Officers working to track down the driver, who left the 69-year-old pedestrian for dead on a Poole street six months ago, have released details of the type of car they believe was involved – a light-coloured VW Golf Mark 4.
They’ve also issued an increased £10,000 reward in a bid to bring the killer to justice, and made public CCTV footage of Mr Colegate, captured just seconds before the fatal collision at the junction of Darby’s Lane and Heath Avenue.
Mr Colegate, from Poole, suffered multiple injuries after being struck on Friday December 13, last year.
Police were alerted by a member of the public at 7.25pm. Mr Colegate, who walked with a distinctive stoop and used a stick, died of his injuries later in Poole Hospital.
Following the latest development, Mr Colegate’s daughter Tash Motton said: “We need justice for dad because he didn’t deserve this.”
She’s also desperate to prevent another potential tragedy. “If they can do it once and think they’ve got away with it,” she said, “they could quite easily do this again to someone else’s family.”
Oakdale Conservative Club, where Mr Colegate was heading for when he was mowed down, has also offered an additional £1,000 for information.
Dorset Police Sergeant Stuart Pitman said: “Six months have now passed since this tragic incident that happened, two weeks before Christmas, when Mr Chris Colegate was run down by a vehicle in Heath Avenue and left for dead.
“Over the last six months the investigation team has been working tirelessly, seeking expert opinion, visiting various vehicles and persons to eliminate them from the investigation.”

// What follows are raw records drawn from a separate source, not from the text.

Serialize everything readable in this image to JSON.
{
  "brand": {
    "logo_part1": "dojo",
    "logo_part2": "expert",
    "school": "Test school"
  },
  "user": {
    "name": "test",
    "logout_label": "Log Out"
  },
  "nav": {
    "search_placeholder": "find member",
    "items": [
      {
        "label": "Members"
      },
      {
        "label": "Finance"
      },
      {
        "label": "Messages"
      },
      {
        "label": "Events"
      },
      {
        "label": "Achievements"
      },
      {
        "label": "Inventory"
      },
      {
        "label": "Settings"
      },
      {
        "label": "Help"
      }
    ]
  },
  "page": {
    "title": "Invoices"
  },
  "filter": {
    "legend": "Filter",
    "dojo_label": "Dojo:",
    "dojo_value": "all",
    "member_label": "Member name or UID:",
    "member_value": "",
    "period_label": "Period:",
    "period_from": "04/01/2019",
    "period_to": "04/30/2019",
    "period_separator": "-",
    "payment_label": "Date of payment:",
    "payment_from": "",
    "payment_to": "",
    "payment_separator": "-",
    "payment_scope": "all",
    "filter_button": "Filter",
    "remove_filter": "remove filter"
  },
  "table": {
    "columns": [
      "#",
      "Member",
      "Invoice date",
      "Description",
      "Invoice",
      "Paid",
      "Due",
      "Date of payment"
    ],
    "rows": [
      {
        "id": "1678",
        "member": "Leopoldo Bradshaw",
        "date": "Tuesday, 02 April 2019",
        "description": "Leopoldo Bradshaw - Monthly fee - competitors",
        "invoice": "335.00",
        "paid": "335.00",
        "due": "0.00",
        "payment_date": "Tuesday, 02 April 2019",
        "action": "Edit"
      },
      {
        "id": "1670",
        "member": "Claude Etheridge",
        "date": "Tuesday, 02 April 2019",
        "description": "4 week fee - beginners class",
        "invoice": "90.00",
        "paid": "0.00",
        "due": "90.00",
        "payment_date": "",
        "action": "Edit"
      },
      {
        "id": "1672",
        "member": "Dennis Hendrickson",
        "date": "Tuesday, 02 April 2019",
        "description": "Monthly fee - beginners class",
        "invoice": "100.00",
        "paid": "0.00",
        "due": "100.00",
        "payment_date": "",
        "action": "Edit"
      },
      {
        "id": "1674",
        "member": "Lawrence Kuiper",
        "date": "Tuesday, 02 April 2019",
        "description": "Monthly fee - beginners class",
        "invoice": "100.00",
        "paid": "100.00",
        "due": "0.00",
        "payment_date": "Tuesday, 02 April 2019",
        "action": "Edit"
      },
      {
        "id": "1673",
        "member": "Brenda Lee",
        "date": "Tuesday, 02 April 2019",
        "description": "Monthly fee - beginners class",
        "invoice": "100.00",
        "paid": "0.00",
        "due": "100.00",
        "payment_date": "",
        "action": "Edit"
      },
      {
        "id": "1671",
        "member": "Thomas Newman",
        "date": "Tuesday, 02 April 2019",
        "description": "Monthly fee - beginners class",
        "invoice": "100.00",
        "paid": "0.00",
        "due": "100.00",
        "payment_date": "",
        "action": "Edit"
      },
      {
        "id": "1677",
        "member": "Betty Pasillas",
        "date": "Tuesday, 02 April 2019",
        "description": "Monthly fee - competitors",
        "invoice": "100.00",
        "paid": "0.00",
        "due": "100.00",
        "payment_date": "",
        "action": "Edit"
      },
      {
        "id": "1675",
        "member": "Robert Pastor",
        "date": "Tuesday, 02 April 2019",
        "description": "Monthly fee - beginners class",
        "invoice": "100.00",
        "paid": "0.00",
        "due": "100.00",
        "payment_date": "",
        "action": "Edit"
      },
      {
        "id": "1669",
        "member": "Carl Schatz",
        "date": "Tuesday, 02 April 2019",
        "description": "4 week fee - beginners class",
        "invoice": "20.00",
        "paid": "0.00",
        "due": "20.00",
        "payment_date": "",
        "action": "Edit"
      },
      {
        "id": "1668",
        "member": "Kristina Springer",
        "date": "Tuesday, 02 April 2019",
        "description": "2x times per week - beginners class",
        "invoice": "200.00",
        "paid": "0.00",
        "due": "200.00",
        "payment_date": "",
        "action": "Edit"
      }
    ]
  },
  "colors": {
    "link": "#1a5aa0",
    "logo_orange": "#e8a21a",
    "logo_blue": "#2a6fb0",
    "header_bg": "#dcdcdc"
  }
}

‘So difficult for us all to adjust’
“IN A heartbeat, our lives changed forever.”
Those are the words of Chris Colegate’s daughter Tash Motton almost six months to the day after her father was killed by a callous hit and run driver who left him dying in the road.
She said “someone has to know” who is responsible for the death of Mr Colgate, a frail pensioner who walked using a stick.

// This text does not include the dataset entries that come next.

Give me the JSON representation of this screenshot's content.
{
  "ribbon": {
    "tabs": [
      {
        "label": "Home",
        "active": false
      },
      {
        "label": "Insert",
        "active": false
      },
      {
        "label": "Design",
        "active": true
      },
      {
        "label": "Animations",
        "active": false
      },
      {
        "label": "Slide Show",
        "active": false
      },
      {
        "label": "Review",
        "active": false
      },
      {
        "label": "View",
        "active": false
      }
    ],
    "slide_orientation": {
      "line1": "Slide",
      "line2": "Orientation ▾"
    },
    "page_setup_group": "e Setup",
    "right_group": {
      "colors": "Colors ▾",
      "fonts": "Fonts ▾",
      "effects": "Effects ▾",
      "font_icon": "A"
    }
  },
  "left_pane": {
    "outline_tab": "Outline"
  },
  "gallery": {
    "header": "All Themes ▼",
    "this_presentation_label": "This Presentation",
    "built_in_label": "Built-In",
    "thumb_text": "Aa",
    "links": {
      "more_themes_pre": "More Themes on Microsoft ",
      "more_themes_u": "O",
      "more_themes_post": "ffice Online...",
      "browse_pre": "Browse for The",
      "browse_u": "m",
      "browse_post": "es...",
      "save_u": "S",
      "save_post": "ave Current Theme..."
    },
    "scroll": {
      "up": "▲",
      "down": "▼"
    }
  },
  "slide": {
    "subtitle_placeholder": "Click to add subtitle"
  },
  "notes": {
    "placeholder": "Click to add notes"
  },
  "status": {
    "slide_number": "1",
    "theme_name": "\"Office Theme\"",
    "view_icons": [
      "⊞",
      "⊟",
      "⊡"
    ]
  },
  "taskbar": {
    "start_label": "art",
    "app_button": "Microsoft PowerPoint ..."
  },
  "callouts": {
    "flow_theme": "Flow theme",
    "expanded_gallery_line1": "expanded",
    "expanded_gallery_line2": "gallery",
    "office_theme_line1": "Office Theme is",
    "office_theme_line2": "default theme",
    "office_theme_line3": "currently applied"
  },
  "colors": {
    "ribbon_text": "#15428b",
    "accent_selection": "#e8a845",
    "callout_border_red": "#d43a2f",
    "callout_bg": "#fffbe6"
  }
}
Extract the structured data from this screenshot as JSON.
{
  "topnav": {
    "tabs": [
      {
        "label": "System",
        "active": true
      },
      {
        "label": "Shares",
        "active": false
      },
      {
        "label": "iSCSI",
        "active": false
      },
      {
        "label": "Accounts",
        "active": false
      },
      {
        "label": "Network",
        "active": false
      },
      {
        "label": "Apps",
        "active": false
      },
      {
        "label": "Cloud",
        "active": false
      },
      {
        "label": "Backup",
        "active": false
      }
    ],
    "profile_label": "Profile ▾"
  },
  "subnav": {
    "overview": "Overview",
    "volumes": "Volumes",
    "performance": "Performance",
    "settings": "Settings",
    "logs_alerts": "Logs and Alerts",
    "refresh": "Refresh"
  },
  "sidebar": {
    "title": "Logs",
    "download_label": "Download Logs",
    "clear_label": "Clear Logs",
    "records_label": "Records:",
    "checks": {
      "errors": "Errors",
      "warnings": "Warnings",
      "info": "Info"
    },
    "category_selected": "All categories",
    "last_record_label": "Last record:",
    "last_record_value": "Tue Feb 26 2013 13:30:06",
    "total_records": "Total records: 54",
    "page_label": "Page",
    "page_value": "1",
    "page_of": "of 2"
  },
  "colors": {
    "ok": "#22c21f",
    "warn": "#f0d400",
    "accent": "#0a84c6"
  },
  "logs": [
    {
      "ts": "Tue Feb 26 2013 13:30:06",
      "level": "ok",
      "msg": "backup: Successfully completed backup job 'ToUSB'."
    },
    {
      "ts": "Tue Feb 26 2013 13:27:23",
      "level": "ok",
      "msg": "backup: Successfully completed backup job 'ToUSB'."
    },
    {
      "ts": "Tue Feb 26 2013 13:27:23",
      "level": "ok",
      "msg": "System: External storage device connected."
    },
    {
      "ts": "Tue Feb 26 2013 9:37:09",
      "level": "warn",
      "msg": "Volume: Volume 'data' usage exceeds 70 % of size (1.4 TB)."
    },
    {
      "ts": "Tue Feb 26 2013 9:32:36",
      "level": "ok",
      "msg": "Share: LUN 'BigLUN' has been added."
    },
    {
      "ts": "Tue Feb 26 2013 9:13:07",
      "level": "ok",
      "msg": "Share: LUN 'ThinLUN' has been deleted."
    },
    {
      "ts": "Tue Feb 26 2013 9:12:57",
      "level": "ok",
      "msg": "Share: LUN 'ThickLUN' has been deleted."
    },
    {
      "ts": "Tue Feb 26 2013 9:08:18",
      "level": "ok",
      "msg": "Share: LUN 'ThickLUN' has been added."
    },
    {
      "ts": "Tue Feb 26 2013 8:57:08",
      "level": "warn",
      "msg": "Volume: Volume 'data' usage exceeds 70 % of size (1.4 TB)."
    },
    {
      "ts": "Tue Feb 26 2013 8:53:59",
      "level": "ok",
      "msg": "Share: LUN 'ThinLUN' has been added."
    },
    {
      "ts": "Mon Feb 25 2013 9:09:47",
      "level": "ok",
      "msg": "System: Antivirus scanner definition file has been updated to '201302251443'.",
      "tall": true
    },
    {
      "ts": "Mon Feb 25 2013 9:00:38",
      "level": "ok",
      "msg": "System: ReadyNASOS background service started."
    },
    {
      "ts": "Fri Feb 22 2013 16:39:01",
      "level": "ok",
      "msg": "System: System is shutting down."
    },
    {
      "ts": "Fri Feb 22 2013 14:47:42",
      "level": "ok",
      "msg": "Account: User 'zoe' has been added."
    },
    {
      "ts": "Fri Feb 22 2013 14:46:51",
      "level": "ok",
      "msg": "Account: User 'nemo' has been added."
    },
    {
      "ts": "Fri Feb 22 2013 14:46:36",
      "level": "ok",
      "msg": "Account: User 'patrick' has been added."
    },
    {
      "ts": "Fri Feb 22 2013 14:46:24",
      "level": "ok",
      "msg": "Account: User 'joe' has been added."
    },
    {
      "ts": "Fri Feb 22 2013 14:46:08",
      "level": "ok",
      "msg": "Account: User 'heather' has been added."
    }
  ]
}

“This driver might have told someone else what they have done,” she said.
“That means it’s a burden for someone else. I understand how hard it must be to make the decision to tell the police if it’s a loved one who has done this. But that means the second person is part of this crime too.”

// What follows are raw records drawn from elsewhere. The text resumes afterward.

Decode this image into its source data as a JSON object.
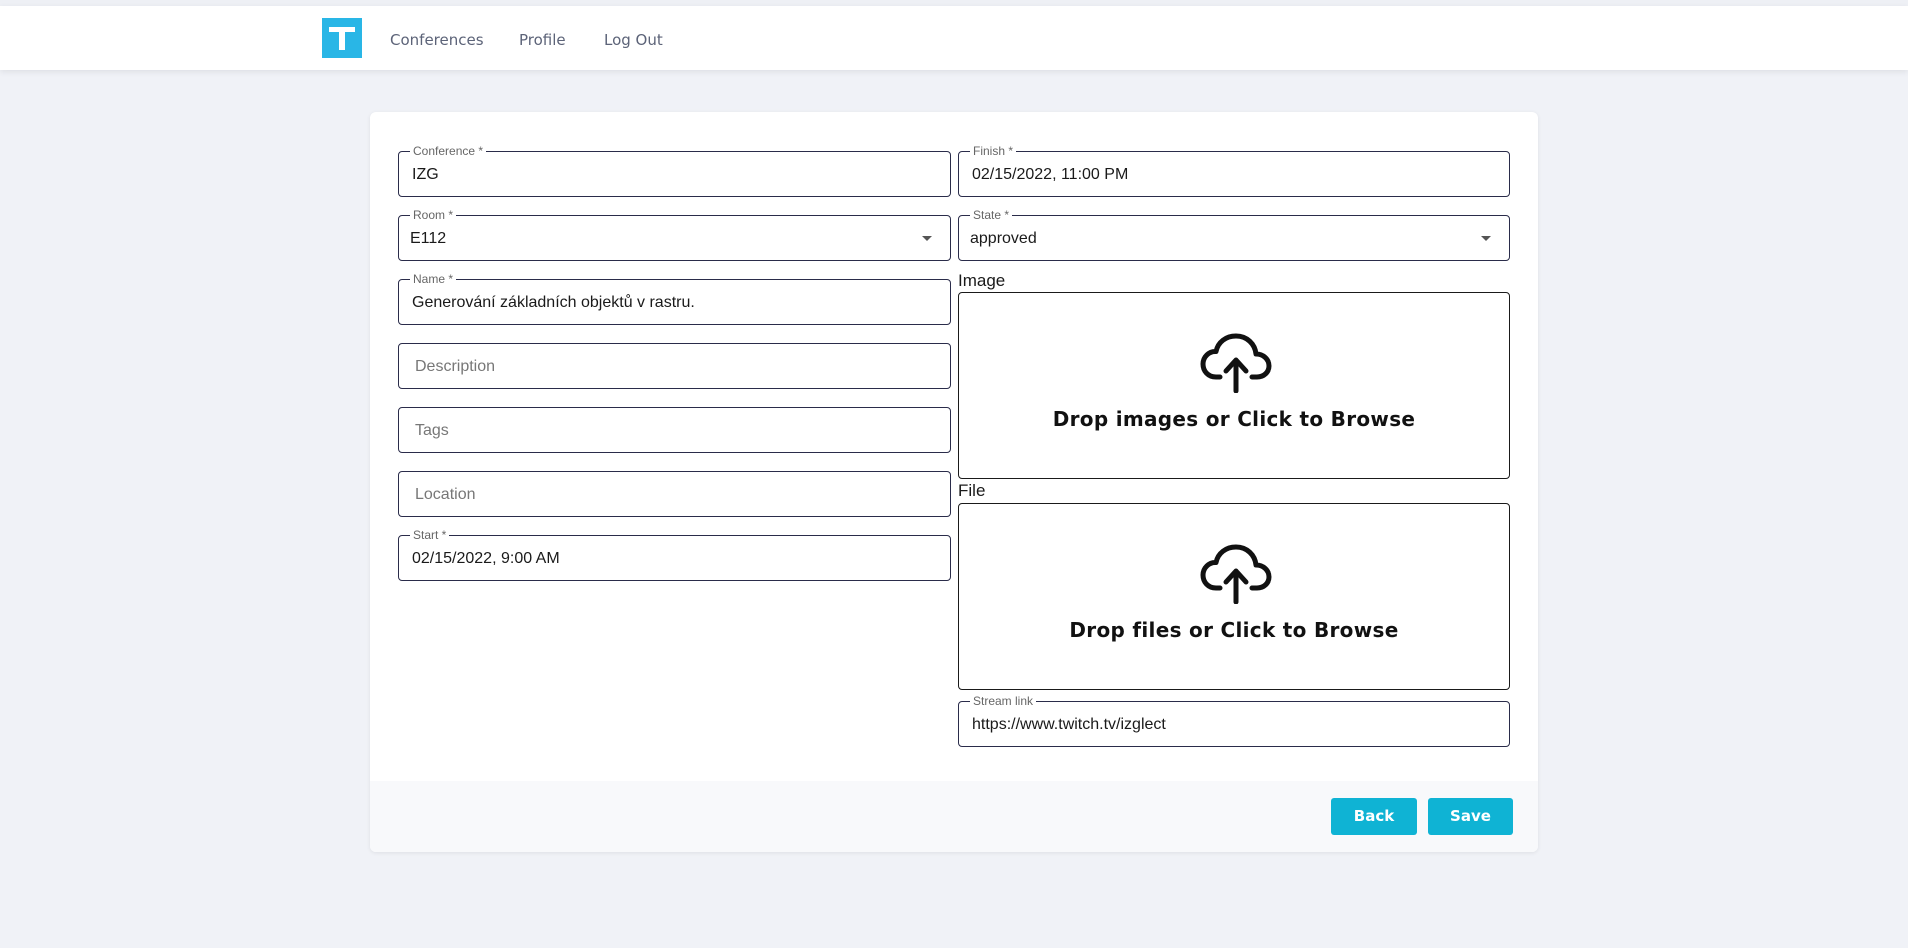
{
  "nav": {
    "logo_letter": "T",
    "links": [
      "Conferences",
      "Profile",
      "Log Out"
    ]
  },
  "form": {
    "conference": {
      "label": "Conference *",
      "value": "IZG"
    },
    "room": {
      "label": "Room *",
      "value": "E112"
    },
    "name": {
      "label": "Name *",
      "value": "Generování základních objektů v rastru."
    },
    "description": {
      "placeholder": "Description"
    },
    "tags": {
      "placeholder": "Tags"
    },
    "location": {
      "placeholder": "Location"
    },
    "start": {
      "label": "Start *",
      "value": "02/15/2022, 9:00 AM"
    },
    "finish": {
      "label": "Finish *",
      "value": "02/15/2022, 11:00 PM"
    },
    "state": {
      "label": "State *",
      "value": "approved"
    },
    "image": {
      "label": "Image",
      "drop_text": "Drop images or Click to Browse"
    },
    "file": {
      "label": "File",
      "drop_text": "Drop files or Click to Browse"
    },
    "stream_link": {
      "label": "Stream link",
      "value": "https://www.twitch.tv/izglect"
    }
  },
  "actions": {
    "back_label": "Back",
    "save_label": "Save"
  },
  "colors": {
    "accent": "#0fb3d4",
    "logo": "#29b6e6",
    "background": "#f0f2f7"
  },
  "icons": {
    "dropzone": "cloud-upload-icon",
    "select": "chevron-down-icon"
  }
}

Mr Colegate had been married to wife Freda for almost 48 years before his death last December.
“It’s been so difficult for all of us to adjust,” said Tash.
“He was a mad Arsenal fan, and he wasn’t there to see them win the FA Cup this year. It felt like they lifted the trophy for dad.”